# WORK TASK
Answer with a bare number: the count of lines in the records below that have the word "icon".

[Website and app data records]
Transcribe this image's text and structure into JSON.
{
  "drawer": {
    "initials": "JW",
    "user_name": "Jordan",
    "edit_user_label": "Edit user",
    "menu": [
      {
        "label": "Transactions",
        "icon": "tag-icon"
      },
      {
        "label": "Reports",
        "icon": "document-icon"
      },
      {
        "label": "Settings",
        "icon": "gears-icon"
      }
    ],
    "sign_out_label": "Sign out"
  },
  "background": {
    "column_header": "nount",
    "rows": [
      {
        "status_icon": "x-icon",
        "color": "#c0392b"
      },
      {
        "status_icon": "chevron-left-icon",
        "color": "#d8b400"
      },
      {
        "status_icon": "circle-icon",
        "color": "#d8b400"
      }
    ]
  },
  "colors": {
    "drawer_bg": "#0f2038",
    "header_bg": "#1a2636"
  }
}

# RESPONSE BOX
6